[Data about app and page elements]
——
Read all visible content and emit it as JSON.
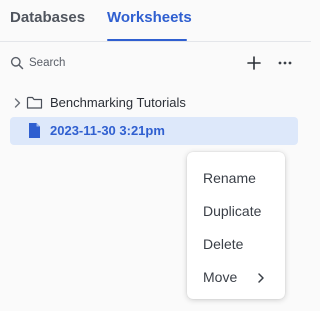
{
  "tabs": [
    {
      "label": "Databases",
      "active": false
    },
    {
      "label": "Worksheets",
      "active": true
    }
  ],
  "colors": {
    "accent": "#2f5fd0",
    "selected_row": "#dde8fa"
  },
  "toolbar": {
    "search": {
      "placeholder": "Search",
      "value": "",
      "icon": "search-icon"
    },
    "add_icon": "plus-icon",
    "more_icon": "ellipsis-icon"
  },
  "tree": {
    "items": [
      {
        "type": "folder",
        "label": "Benchmarking Tutorials",
        "icon": "folder-icon",
        "expanded": false
      },
      {
        "type": "worksheet",
        "label": "2023-11-30 3:21pm",
        "icon": "file-icon",
        "selected": true
      }
    ]
  },
  "context_menu": {
    "items": [
      {
        "label": "Rename"
      },
      {
        "label": "Duplicate"
      },
      {
        "label": "Delete"
      },
      {
        "label": "Move",
        "submenu": true
      }
    ]
  }
}
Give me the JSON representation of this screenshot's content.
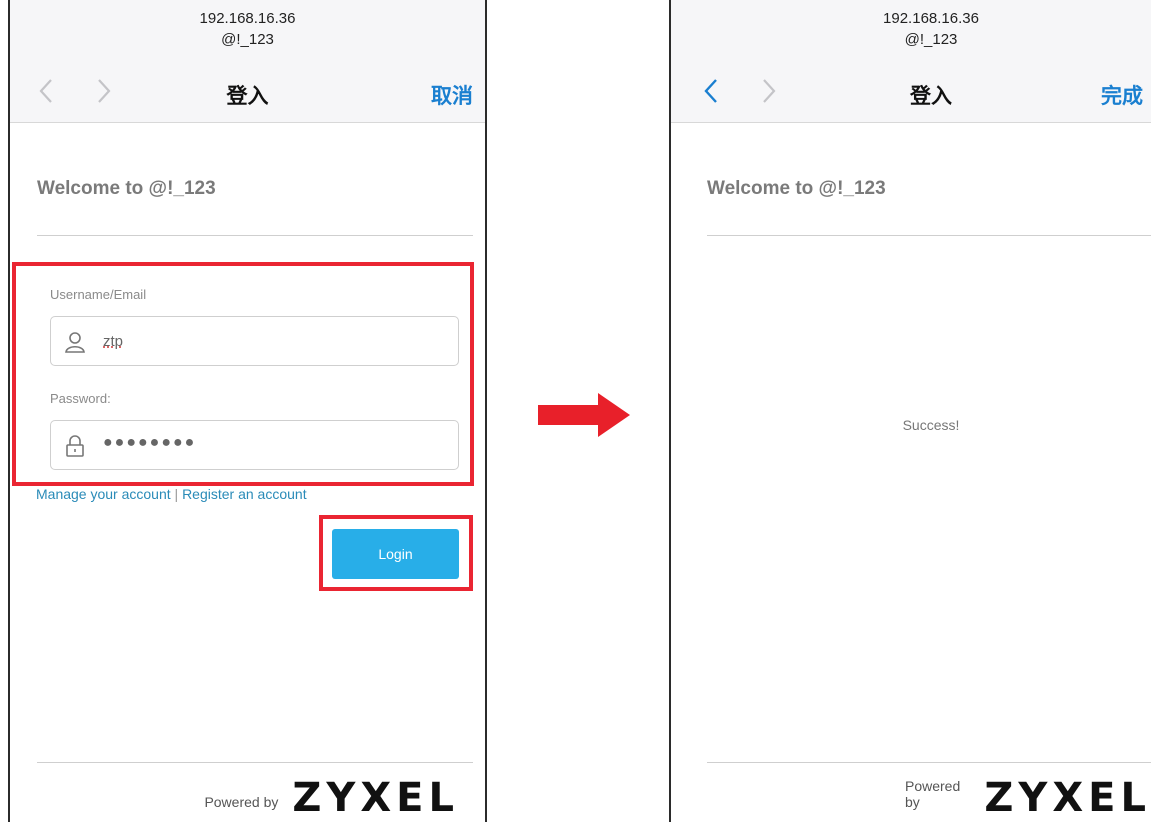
{
  "left_phone": {
    "url_ip": "192.168.16.36",
    "url_ssid": "@!_123",
    "nav_title": "登入",
    "nav_action": "取消",
    "welcome": "Welcome to @!_123",
    "username_label": "Username/Email",
    "username_value": "ztp",
    "password_label": "Password:",
    "password_value": "●●●●●●●●",
    "link_manage": "Manage your account",
    "link_separator": "|",
    "link_register": "Register an account",
    "login_label": "Login",
    "powered_by": "Powered by",
    "brand": "ZYXEL"
  },
  "right_phone": {
    "url_ip": "192.168.16.36",
    "url_ssid": "@!_123",
    "nav_title": "登入",
    "nav_action": "完成",
    "welcome": "Welcome to @!_123",
    "status": "Success!",
    "powered_by": "Powered by",
    "brand": "ZYXEL"
  },
  "colors": {
    "highlight": "#ea2532",
    "arrow": "#e8202a",
    "button": "#28aee8",
    "ios_blue": "#1a7fd0",
    "link": "#2a8bb8"
  },
  "icons": [
    "chevron-left-icon",
    "chevron-right-icon",
    "user-icon",
    "lock-icon",
    "arrow-right-icon"
  ]
}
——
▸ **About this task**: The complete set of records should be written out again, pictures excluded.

▸ **Solution to this problem**:
Read all visible content and emit it as JSON.
{
  "tabs": [
    {
      "label": "Databases",
      "active": false
    },
    {
      "label": "Worksheets",
      "active": true
    }
  ],
  "colors": {
    "accent": "#2f5fd0",
    "selected_row": "#dde8fa"
  },
  "toolbar": {
    "search": {
      "placeholder": "Search",
      "value": "",
      "icon": "search-icon"
    },
    "add_icon": "plus-icon",
    "more_icon": "ellipsis-icon"
  },
  "tree": {
    "items": [
      {
        "type": "folder",
        "label": "Benchmarking Tutorials",
        "icon": "folder-icon",
        "expanded": false
      },
      {
        "type": "worksheet",
        "label": "2023-11-30 3:21pm",
        "icon": "file-icon",
        "selected": true
      }
    ]
  },
  "context_menu": {
    "items": [
      {
        "label": "Rename"
      },
      {
        "label": "Duplicate"
      },
      {
        "label": "Delete"
      },
      {
        "label": "Move",
        "submenu": true
      }
    ]
  }
}
Give me the JSON representation of this screenshot's content.
{
  "left_phone": {
    "url_ip": "192.168.16.36",
    "url_ssid": "@!_123",
    "nav_title": "登入",
    "nav_action": "取消",
    "welcome": "Welcome to @!_123",
    "username_label": "Username/Email",
    "username_value": "ztp",
    "password_label": "Password:",
    "password_value": "●●●●●●●●",
    "link_manage": "Manage your account",
    "link_separator": "|",
    "link_register": "Register an account",
    "login_label": "Login",
    "powered_by": "Powered by",
    "brand": "ZYXEL"
  },
  "right_phone": {
    "url_ip": "192.168.16.36",
    "url_ssid": "@!_123",
    "nav_title": "登入",
    "nav_action": "完成",
    "welcome": "Welcome to @!_123",
    "status": "Success!",
    "powered_by": "Powered by",
    "brand": "ZYXEL"
  },
  "colors": {
    "highlight": "#ea2532",
    "arrow": "#e8202a",
    "button": "#28aee8",
    "ios_blue": "#1a7fd0",
    "link": "#2a8bb8"
  },
  "icons": [
    "chevron-left-icon",
    "chevron-right-icon",
    "user-icon",
    "lock-icon",
    "arrow-right-icon"
  ]
}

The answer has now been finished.